## Work to complete
Search the listing below for the word "label" and return each line that contains it.

Top of Task data

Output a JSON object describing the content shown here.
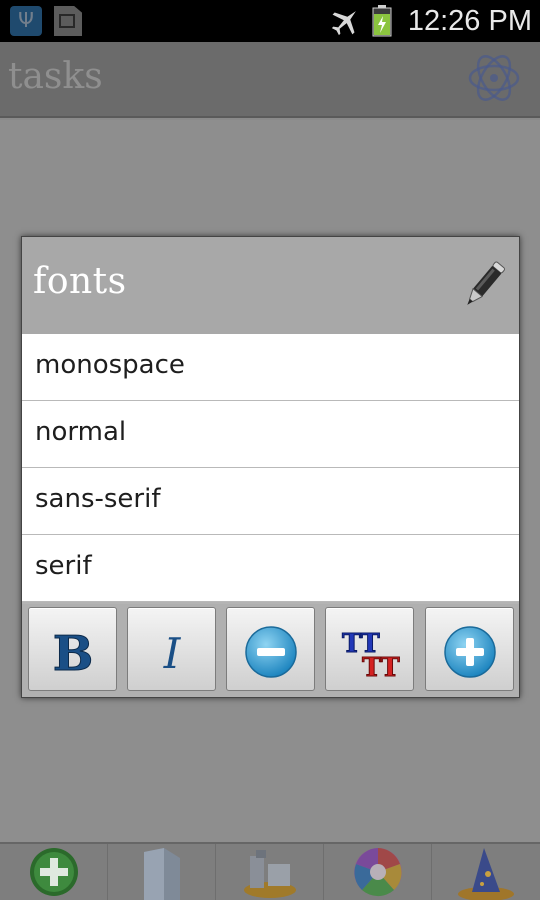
{
  "status_bar": {
    "time": "12:26 PM",
    "usb_glyph": "Ψ",
    "icons": [
      "usb-icon",
      "sd-card-icon",
      "airplane-icon",
      "battery-charging-icon"
    ]
  },
  "app_header": {
    "title": "tasks",
    "logo_icon": "atom-logo-icon"
  },
  "dialog": {
    "title": "fonts",
    "title_icon": "pen-icon",
    "items": [
      {
        "label": "monospace"
      },
      {
        "label": "normal"
      },
      {
        "label": "sans-serif"
      },
      {
        "label": "serif"
      }
    ],
    "toolbar": [
      {
        "icon": "bold-icon",
        "glyph": "B",
        "color": "#1a4f86"
      },
      {
        "icon": "italic-icon",
        "glyph": "I",
        "color": "#1a4f86"
      },
      {
        "icon": "minus-circle-icon",
        "color": "#2f9fd6"
      },
      {
        "icon": "font-size-icon",
        "glyph": "TT",
        "colors": [
          "#2238b8",
          "#d42222"
        ]
      },
      {
        "icon": "plus-circle-icon",
        "color": "#2f9fd6"
      }
    ]
  },
  "bottom_bar": {
    "items": [
      {
        "icon": "add-green-icon"
      },
      {
        "icon": "document-icon"
      },
      {
        "icon": "tools-icon"
      },
      {
        "icon": "color-wheel-icon"
      },
      {
        "icon": "wizard-hat-icon"
      }
    ]
  }
}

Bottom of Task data

## Answer below
        "label": "monospace"
        "label": "normal"
        "label": "sans-serif"
        "label": "serif"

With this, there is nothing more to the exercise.